At least one South Florida judge warned her pals with a Facebook status update that they could be “unfriended,” and the ruling has prompted others to do the same. The committee ruled Nov. 17 that online “friendships” could create the impression that lawyers are in a special position to influence their judge friends.
The committee did conclude that a judge can post comments on another judge’s site and that during judicial elections, a judge’s campaign can have “fans” that include lawyers. And the ruling doesn’t single out Facebook.
“Although Facebook has been used as an example in this opinion, the holding of the opinion would apply to any social networking site which requires the member of the site to approve the listing of a ‘friend’ or contact on the member’s site,” the opinion said.
A few on the committee dissented, saying judges should be allowed to have Facebook friends because those relationships are more like “a contact or acquaintance.”

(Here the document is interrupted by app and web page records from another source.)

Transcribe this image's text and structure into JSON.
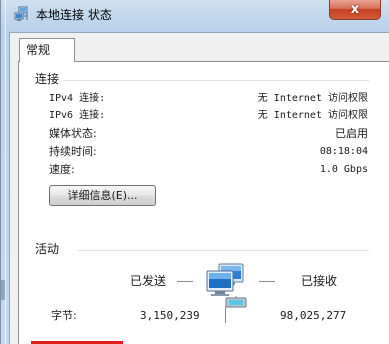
{
  "window": {
    "title": "本地连接 状态",
    "close_label": "x"
  },
  "tabs": [
    {
      "label": "常规"
    }
  ],
  "connection": {
    "section_title": "连接",
    "rows": [
      {
        "label": "IPv4 连接:",
        "value": "无 Internet 访问权限"
      },
      {
        "label": "IPv6 连接:",
        "value": "无 Internet 访问权限"
      },
      {
        "label": "媒体状态:",
        "value": "已启用"
      },
      {
        "label": "持续时间:",
        "value": "08:18:04"
      },
      {
        "label": "速度:",
        "value": "1.0 Gbps"
      }
    ],
    "details_button": "详细信息(E)..."
  },
  "activity": {
    "section_title": "活动",
    "sent_label": "已发送",
    "received_label": "已接收",
    "bytes_label": "字节:",
    "bytes_sent": "3,150,239",
    "bytes_received": "98,025,277"
  },
  "icons": {
    "title": "network-connection-icon",
    "activity": "network-computers-icon"
  },
  "colors": {
    "close_button": "#c43f22",
    "frame": "#bcd3ec",
    "highlight_bar": "#e0201c"
  }
}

Although only the Florida Supreme Court can actually mandate what judges can do, most will likely follow the ruling out of an abundance of caution, said Craig Waters, spokesman for the Florida Supreme Court.
Judge Thomas McGrady, the chief of the sixth judicial circuit in Pinellas County, said he understands why the committee came to its conclusion: Judges need to appear impartial.
“We as judges can still be good judges and still have friends. Part of our job is to not let that friendship interfere in any way with our decisions,” he said. “But others in the public who see judges listing a lawyer as a friend on facebook, they may think that because they are your friend, they will be treated differently.”
McGrady, who is sending a copy of the ruling to the 69 judges in his circuit, said this potential conflict of interest is why he doesn’t have a Facebook page.
“If somebody’s my friend, I’ll call them on the phone,” he said, chuckling.